- [Supplied data]:
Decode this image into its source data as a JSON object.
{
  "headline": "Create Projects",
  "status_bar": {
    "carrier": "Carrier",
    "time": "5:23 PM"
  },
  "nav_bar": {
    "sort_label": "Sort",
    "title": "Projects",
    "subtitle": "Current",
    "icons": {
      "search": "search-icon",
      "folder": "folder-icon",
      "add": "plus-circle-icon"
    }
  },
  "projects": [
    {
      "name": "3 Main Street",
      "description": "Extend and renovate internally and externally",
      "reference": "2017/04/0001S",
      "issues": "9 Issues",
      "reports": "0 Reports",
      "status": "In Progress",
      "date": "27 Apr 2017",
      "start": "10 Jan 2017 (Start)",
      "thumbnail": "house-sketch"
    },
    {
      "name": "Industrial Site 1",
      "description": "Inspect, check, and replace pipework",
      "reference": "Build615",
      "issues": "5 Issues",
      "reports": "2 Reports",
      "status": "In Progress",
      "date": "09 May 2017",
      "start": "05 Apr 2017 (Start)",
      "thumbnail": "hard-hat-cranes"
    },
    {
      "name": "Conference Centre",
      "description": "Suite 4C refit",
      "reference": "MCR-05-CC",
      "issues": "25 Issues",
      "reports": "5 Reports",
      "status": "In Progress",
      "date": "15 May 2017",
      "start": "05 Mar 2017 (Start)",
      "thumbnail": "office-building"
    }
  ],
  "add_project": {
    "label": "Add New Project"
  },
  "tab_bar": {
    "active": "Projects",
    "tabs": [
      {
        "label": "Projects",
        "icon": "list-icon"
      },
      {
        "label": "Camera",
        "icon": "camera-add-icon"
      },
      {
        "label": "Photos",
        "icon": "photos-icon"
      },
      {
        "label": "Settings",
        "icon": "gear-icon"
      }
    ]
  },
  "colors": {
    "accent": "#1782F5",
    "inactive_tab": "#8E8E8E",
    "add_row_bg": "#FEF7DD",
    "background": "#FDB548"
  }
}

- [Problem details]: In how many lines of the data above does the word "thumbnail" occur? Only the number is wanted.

- [Output of the exercise]: 3